Aim of the task: Every entry is to be set down a second time, precisely as written.

Component data from apps and pages
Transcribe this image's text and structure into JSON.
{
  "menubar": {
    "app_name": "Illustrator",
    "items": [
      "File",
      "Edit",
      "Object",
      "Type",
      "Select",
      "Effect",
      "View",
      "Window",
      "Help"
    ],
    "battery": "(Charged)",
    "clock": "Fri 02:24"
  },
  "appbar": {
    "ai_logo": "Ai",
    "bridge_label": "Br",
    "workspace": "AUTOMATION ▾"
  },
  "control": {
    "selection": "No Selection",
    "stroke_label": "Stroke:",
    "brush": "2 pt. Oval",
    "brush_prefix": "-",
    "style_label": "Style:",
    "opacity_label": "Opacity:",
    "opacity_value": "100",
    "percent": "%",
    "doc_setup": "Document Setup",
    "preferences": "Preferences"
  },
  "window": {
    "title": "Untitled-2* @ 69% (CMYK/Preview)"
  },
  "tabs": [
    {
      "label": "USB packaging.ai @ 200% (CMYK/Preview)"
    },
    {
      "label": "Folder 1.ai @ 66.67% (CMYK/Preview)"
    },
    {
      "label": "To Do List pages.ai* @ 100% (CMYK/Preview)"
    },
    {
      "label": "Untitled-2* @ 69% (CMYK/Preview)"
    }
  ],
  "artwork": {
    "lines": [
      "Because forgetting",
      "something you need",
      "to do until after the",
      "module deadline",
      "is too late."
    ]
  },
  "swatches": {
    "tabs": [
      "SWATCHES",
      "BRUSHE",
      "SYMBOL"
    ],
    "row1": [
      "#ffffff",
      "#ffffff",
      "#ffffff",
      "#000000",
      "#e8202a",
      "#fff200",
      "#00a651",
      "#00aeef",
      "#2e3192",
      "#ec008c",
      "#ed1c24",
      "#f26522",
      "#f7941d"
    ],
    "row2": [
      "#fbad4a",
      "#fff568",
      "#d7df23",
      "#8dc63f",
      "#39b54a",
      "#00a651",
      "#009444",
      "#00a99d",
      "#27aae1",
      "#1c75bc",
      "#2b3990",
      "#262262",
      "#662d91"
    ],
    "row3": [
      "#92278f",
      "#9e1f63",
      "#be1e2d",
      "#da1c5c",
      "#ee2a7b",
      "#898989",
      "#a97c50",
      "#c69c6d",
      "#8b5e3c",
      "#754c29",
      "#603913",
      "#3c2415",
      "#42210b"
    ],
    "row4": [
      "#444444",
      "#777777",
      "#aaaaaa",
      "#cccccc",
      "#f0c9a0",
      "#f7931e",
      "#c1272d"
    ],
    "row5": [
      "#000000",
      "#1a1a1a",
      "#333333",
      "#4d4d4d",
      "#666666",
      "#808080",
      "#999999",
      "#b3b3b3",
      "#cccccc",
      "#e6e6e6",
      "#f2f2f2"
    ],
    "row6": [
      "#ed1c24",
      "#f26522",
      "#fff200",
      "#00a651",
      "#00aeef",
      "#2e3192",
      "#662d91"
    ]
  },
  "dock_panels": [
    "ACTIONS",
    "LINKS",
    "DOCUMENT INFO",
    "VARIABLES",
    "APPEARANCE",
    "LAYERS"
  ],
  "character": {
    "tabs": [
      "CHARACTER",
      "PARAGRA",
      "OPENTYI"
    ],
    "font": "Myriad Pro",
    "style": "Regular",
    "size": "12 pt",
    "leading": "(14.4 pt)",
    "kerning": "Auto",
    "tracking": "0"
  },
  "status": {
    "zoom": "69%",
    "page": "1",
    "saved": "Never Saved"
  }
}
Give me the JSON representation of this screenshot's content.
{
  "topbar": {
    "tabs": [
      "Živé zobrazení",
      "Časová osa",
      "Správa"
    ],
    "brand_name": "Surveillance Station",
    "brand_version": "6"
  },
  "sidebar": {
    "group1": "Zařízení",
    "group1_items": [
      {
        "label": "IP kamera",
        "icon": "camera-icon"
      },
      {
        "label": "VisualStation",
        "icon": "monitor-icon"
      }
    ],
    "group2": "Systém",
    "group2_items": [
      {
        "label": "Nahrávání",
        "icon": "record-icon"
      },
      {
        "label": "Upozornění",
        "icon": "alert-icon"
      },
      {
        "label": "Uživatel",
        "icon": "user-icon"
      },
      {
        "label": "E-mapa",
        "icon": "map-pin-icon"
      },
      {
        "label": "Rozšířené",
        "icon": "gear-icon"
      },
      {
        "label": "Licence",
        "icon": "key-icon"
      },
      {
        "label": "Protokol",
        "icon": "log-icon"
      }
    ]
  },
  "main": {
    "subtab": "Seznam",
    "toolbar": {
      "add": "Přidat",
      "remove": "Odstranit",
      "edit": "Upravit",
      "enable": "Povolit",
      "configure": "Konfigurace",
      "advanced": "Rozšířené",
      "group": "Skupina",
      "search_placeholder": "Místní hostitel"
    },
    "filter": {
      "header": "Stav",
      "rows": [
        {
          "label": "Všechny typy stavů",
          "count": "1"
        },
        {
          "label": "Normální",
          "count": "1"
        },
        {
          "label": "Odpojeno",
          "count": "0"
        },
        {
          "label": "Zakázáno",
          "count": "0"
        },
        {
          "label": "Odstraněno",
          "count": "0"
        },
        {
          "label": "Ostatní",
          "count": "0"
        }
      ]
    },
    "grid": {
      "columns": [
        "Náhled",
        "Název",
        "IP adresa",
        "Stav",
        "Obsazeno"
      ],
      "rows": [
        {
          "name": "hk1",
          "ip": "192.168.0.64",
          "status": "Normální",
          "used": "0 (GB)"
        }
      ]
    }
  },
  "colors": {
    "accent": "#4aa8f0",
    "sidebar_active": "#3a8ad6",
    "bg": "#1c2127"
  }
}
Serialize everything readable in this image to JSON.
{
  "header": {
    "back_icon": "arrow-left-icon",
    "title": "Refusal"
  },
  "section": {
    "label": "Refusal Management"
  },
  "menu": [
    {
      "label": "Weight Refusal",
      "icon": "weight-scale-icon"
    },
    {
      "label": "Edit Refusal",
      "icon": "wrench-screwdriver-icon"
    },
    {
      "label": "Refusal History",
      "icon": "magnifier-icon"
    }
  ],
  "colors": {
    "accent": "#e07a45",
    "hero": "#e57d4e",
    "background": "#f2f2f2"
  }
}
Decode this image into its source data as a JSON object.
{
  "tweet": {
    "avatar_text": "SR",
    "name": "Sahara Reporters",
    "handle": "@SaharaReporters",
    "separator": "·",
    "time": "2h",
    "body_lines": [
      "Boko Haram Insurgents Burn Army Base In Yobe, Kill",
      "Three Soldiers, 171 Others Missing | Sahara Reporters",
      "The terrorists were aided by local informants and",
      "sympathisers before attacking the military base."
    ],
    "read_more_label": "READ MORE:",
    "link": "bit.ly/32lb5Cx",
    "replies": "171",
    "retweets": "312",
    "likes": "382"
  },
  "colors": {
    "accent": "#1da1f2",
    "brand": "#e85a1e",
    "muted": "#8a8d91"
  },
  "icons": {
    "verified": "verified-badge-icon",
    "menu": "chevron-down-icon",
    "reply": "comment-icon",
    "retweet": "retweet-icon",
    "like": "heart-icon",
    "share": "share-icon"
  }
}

Solution for this problem:
Transcribe this image's text and structure into JSON.
{
  "menubar": {
    "app_name": "Illustrator",
    "items": [
      "File",
      "Edit",
      "Object",
      "Type",
      "Select",
      "Effect",
      "View",
      "Window",
      "Help"
    ],
    "battery": "(Charged)",
    "clock": "Fri 02:24"
  },
  "appbar": {
    "ai_logo": "Ai",
    "bridge_label": "Br",
    "workspace": "AUTOMATION ▾"
  },
  "control": {
    "selection": "No Selection",
    "stroke_label": "Stroke:",
    "brush": "2 pt. Oval",
    "brush_prefix": "-",
    "style_label": "Style:",
    "opacity_label": "Opacity:",
    "opacity_value": "100",
    "percent": "%",
    "doc_setup": "Document Setup",
    "preferences": "Preferences"
  },
  "window": {
    "title": "Untitled-2* @ 69% (CMYK/Preview)"
  },
  "tabs": [
    {
      "label": "USB packaging.ai @ 200% (CMYK/Preview)"
    },
    {
      "label": "Folder 1.ai @ 66.67% (CMYK/Preview)"
    },
    {
      "label": "To Do List pages.ai* @ 100% (CMYK/Preview)"
    },
    {
      "label": "Untitled-2* @ 69% (CMYK/Preview)"
    }
  ],
  "artwork": {
    "lines": [
      "Because forgetting",
      "something you need",
      "to do until after the",
      "module deadline",
      "is too late."
    ]
  },
  "swatches": {
    "tabs": [
      "SWATCHES",
      "BRUSHE",
      "SYMBOL"
    ],
    "row1": [
      "#ffffff",
      "#ffffff",
      "#ffffff",
      "#000000",
      "#e8202a",
      "#fff200",
      "#00a651",
      "#00aeef",
      "#2e3192",
      "#ec008c",
      "#ed1c24",
      "#f26522",
      "#f7941d"
    ],
    "row2": [
      "#fbad4a",
      "#fff568",
      "#d7df23",
      "#8dc63f",
      "#39b54a",
      "#00a651",
      "#009444",
      "#00a99d",
      "#27aae1",
      "#1c75bc",
      "#2b3990",
      "#262262",
      "#662d91"
    ],
    "row3": [
      "#92278f",
      "#9e1f63",
      "#be1e2d",
      "#da1c5c",
      "#ee2a7b",
      "#898989",
      "#a97c50",
      "#c69c6d",
      "#8b5e3c",
      "#754c29",
      "#603913",
      "#3c2415",
      "#42210b"
    ],
    "row4": [
      "#444444",
      "#777777",
      "#aaaaaa",
      "#cccccc",
      "#f0c9a0",
      "#f7931e",
      "#c1272d"
    ],
    "row5": [
      "#000000",
      "#1a1a1a",
      "#333333",
      "#4d4d4d",
      "#666666",
      "#808080",
      "#999999",
      "#b3b3b3",
      "#cccccc",
      "#e6e6e6",
      "#f2f2f2"
    ],
    "row6": [
      "#ed1c24",
      "#f26522",
      "#fff200",
      "#00a651",
      "#00aeef",
      "#2e3192",
      "#662d91"
    ]
  },
  "dock_panels": [
    "ACTIONS",
    "LINKS",
    "DOCUMENT INFO",
    "VARIABLES",
    "APPEARANCE",
    "LAYERS"
  ],
  "character": {
    "tabs": [
      "CHARACTER",
      "PARAGRA",
      "OPENTYI"
    ],
    "font": "Myriad Pro",
    "style": "Regular",
    "size": "12 pt",
    "leading": "(14.4 pt)",
    "kerning": "Auto",
    "tracking": "0"
  },
  "status": {
    "zoom": "69%",
    "page": "1",
    "saved": "Never Saved"
  }
}
Give me the JSON representation of this screenshot's content.
{
  "topbar": {
    "tabs": [
      "Živé zobrazení",
      "Časová osa",
      "Správa"
    ],
    "brand_name": "Surveillance Station",
    "brand_version": "6"
  },
  "sidebar": {
    "group1": "Zařízení",
    "group1_items": [
      {
        "label": "IP kamera",
        "icon": "camera-icon"
      },
      {
        "label": "VisualStation",
        "icon": "monitor-icon"
      }
    ],
    "group2": "Systém",
    "group2_items": [
      {
        "label": "Nahrávání",
        "icon": "record-icon"
      },
      {
        "label": "Upozornění",
        "icon": "alert-icon"
      },
      {
        "label": "Uživatel",
        "icon": "user-icon"
      },
      {
        "label": "E-mapa",
        "icon": "map-pin-icon"
      },
      {
        "label": "Rozšířené",
        "icon": "gear-icon"
      },
      {
        "label": "Licence",
        "icon": "key-icon"
      },
      {
        "label": "Protokol",
        "icon": "log-icon"
      }
    ]
  },
  "main": {
    "subtab": "Seznam",
    "toolbar": {
      "add": "Přidat",
      "remove": "Odstranit",
      "edit": "Upravit",
      "enable": "Povolit",
      "configure": "Konfigurace",
      "advanced": "Rozšířené",
      "group": "Skupina",
      "search_placeholder": "Místní hostitel"
    },
    "filter": {
      "header": "Stav",
      "rows": [
        {
          "label": "Všechny typy stavů",
          "count": "1"
        },
        {
          "label": "Normální",
          "count": "1"
        },
        {
          "label": "Odpojeno",
          "count": "0"
        },
        {
          "label": "Zakázáno",
          "count": "0"
        },
        {
          "label": "Odstraněno",
          "count": "0"
        },
        {
          "label": "Ostatní",
          "count": "0"
        }
      ]
    },
    "grid": {
      "columns": [
        "Náhled",
        "Název",
        "IP adresa",
        "Stav",
        "Obsazeno"
      ],
      "rows": [
        {
          "name": "hk1",
          "ip": "192.168.0.64",
          "status": "Normální",
          "used": "0 (GB)"
        }
      ]
    }
  },
  "colors": {
    "accent": "#4aa8f0",
    "sidebar_active": "#3a8ad6",
    "bg": "#1c2127"
  }
}
Serialize everything readable in this image to JSON.
{
  "header": {
    "back_icon": "arrow-left-icon",
    "title": "Refusal"
  },
  "section": {
    "label": "Refusal Management"
  },
  "menu": [
    {
      "label": "Weight Refusal",
      "icon": "weight-scale-icon"
    },
    {
      "label": "Edit Refusal",
      "icon": "wrench-screwdriver-icon"
    },
    {
      "label": "Refusal History",
      "icon": "magnifier-icon"
    }
  ],
  "colors": {
    "accent": "#e07a45",
    "hero": "#e57d4e",
    "background": "#f2f2f2"
  }
}
Decode this image into its source data as a JSON object.
{
  "tweet": {
    "avatar_text": "SR",
    "name": "Sahara Reporters",
    "handle": "@SaharaReporters",
    "separator": "·",
    "time": "2h",
    "body_lines": [
      "Boko Haram Insurgents Burn Army Base In Yobe, Kill",
      "Three Soldiers, 171 Others Missing | Sahara Reporters",
      "The terrorists were aided by local informants and",
      "sympathisers before attacking the military base."
    ],
    "read_more_label": "READ MORE:",
    "link": "bit.ly/32lb5Cx",
    "replies": "171",
    "retweets": "312",
    "likes": "382"
  },
  "colors": {
    "accent": "#1da1f2",
    "brand": "#e85a1e",
    "muted": "#8a8d91"
  },
  "icons": {
    "verified": "verified-badge-icon",
    "menu": "chevron-down-icon",
    "reply": "comment-icon",
    "retweet": "retweet-icon",
    "like": "heart-icon",
    "share": "share-icon"
  }
}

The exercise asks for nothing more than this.